For many, many years–ever since I was a kid, actually–I’ve been a huge fan of J.R.R. Tolkien’s The Hobbit. It’s one of my favorite books, and I’ve lost count of how many times I’ve read it. I really enjoyed the TV film version from the Seventies, and when I grew up and had kids, I made sure to get a copy so I could show them (they loved it, too, by the way). Likewise, my kids and I (as well as my wife, Joni) devoured every minute of the Lord of the Rings films (yes, of course, we got the Extended Editions–why would you even ask such a thing? You ought to know that my geekery knows no bounds).
So you might think I’d be thrilled that a film version of The Hobbit, done by the same folks (more or less) as did the LOTR movies, will be opening in December of this year. And I am. Mostly.
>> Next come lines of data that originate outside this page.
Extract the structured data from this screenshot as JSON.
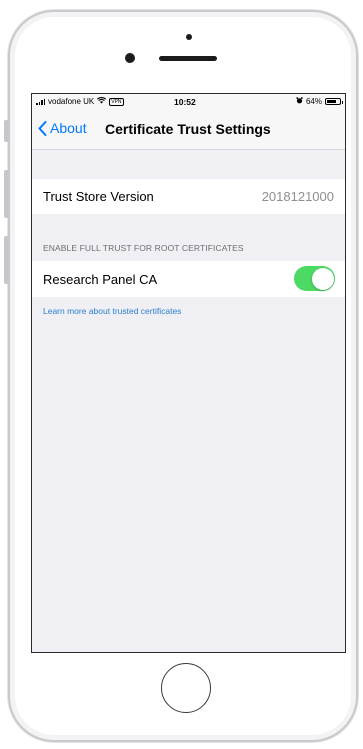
{
  "status_bar": {
    "carrier": "vodafone UK",
    "vpn": "VPN",
    "time": "10:52",
    "battery": "64%"
  },
  "nav": {
    "back_label": "About",
    "title": "Certificate Trust Settings"
  },
  "trust_store": {
    "label": "Trust Store Version",
    "value": "2018121000"
  },
  "full_trust_section": {
    "header": "ENABLE FULL TRUST FOR ROOT CERTIFICATES",
    "items": [
      {
        "label": "Research Panel CA",
        "enabled": true
      }
    ],
    "link": "Learn more about trusted certificates"
  },
  "colors": {
    "accent": "#007aff",
    "toggle_on": "#4cd964",
    "background": "#efeff4"
  },
  "icons": [
    "signal-bars-icon",
    "wifi-icon",
    "alarm-icon",
    "battery-icon",
    "chevron-left-icon"
  ]
}
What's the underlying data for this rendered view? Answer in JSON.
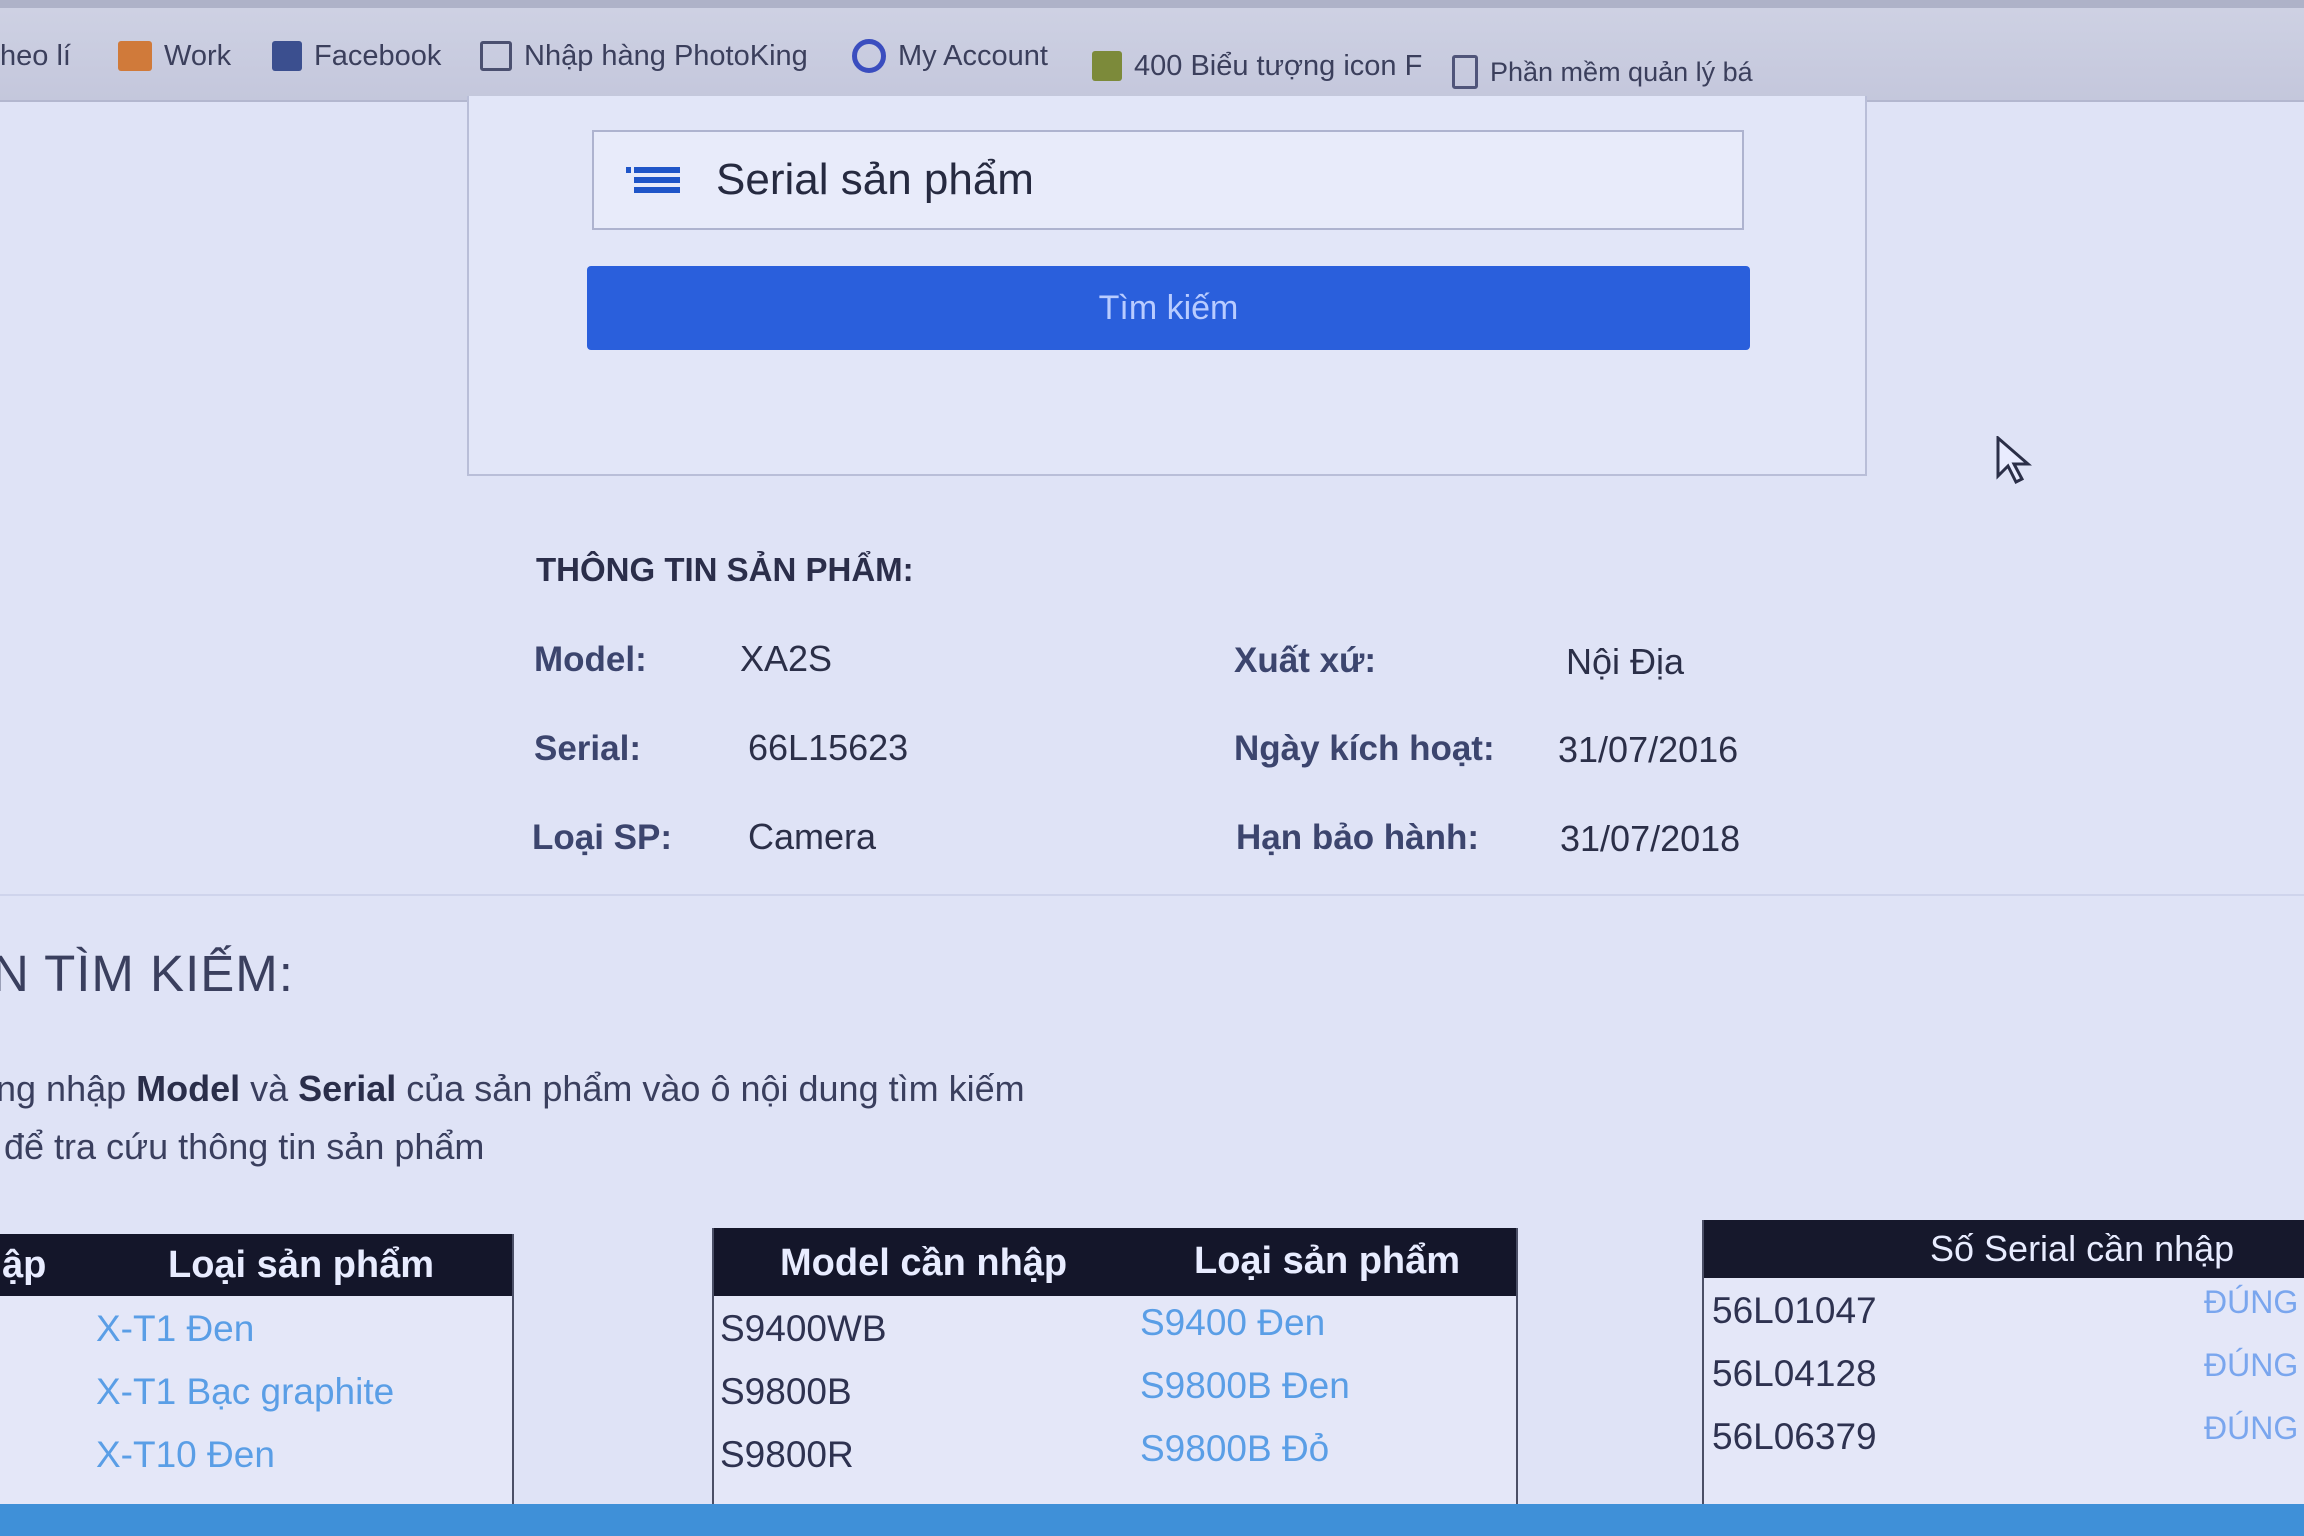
{
  "bookmarks": [
    {
      "label": "heo lí"
    },
    {
      "label": "Work"
    },
    {
      "label": "Facebook"
    },
    {
      "label": "Nhập hàng PhotoKing"
    },
    {
      "label": "My Account"
    },
    {
      "label": "400 Biểu tượng icon F"
    },
    {
      "label": "Phần mềm quản lý bá"
    }
  ],
  "search": {
    "placeholder": "Serial sản phẩm",
    "button_label": "Tìm kiếm"
  },
  "product_info": {
    "heading": "THÔNG TIN SẢN PHẨM:",
    "model_label": "Model:",
    "model_value": "XA2S",
    "serial_label": "Serial:",
    "serial_value": "66L15623",
    "type_label": "Loại SP:",
    "type_value": "Camera",
    "origin_label": "Xuất xứ:",
    "origin_value": "Nội Địa",
    "activation_label": "Ngày kích hoạt:",
    "activation_value": "31/07/2016",
    "warranty_label": "Hạn bảo hành:",
    "warranty_value": "31/07/2018"
  },
  "guide": {
    "heading": "N TÌM KIẾM:",
    "line1_prefix": "ng nhập ",
    "line1_model": "Model",
    "line1_and": " và ",
    "line1_serial": "Serial",
    "line1_suffix": " của sản phẩm vào ô nội dung tìm kiếm",
    "line2": "để tra cứu thông tin sản phẩm"
  },
  "table1": {
    "col1": "ập",
    "col2": "Loại sản phẩm",
    "rows": [
      "X-T1 Đen",
      "X-T1 Bạc graphite",
      "X-T10 Đen"
    ]
  },
  "table2": {
    "col1": "Model cần nhập",
    "col2": "Loại sản phẩm",
    "rows": [
      {
        "model": "S9400WB",
        "type": "S9400 Đen"
      },
      {
        "model": "S9800B",
        "type": "S9800B Đen"
      },
      {
        "model": "S9800R",
        "type": "S9800B Đỏ"
      }
    ]
  },
  "table3": {
    "col1": "Số Serial cần nhập",
    "rows": [
      {
        "serial": "56L01047",
        "status": "ĐÚNG"
      },
      {
        "serial": "56L04128",
        "status": "ĐÚNG"
      },
      {
        "serial": "56L06379",
        "status": "ĐÚNG"
      }
    ]
  },
  "colors": {
    "primary_button": "#2a5fdc",
    "link": "#5a9ee6",
    "table_header": "#14162a"
  }
}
But part of me is a bit….well…somewhere between “concerned” and “dismayed.” I’m not pressed about the single book being split into three movies, with extra material from Tolkien added: to a Rings geek like me, bonus stuff inspired by the Prof is a feature, not a bug. No, here’s what bothers me (click on photo for proper view):
They’re the dwarves with whom Bilbo Baggins, the protagonist of The Hobbit, is recruited to tag along with on their quest to recover their lost gold. For the most part, they look fairly much like dwarves from the Ring films. But some of them don’t. Specifically, these two guys:
…and this guy…
…especially when you compare them to these guys…
…and these guys:
So why do I feel like those three don’t look like dwarves? Well:
- Beards. Duh. Dwarves–in the Ring films and books and fairy tales–have beards, often fairly large. The first two guys (Fili and Kili are the characters’ names) have very short beards that any real-life, human guy would walk around with. Yes, I get that they’re supposed to be younger dwarves, but with beards that short, especially compared to the others, they don’t look like dwarves to me. The same thing applies (to a lesser extent) to the third dwarf, who is Thorin Oakenshield, their leader.
- Proportions. Dwarves are supposed to be short (obviously) but brawny. It’s hard to make human actors look squat and stumpy like a dwarf ought to be, but the costumers mostly succeed. Except for the three I’ve mentioned. To me, they don’t look like “dwarves,” they look like regular guys: notice their slim builds and faces and long limbs.
- Hair. Some of the other dwarves are bald or balding. Some have shaggy manes. One has white hair, some are greying. The three I’ve picked out have hair like those guys you see working the Renn Faire (the same guys who’ll hit on anything remotely female, human or not, but that’s another issue).
- Too handsome. Look at the faces of the other dwarves: not a looker among them, as it should be. Dwarves live hard lives and it shows on their faces: at best, they’re supposed to look “rough” and “grizzled.” These three pretty boys? They could sell magazines. Dwarves are supposed to be many things: “sexy” is not one of them.
Perhaps I’m quibbling. Perhaps post-production will make all the dwarves look…well, properly dwarvish. I’ll still see the movie, of course. But if any of those three try to hit on my wife and daughters the next time we go to Renn Faire, I’ll get medieval on them.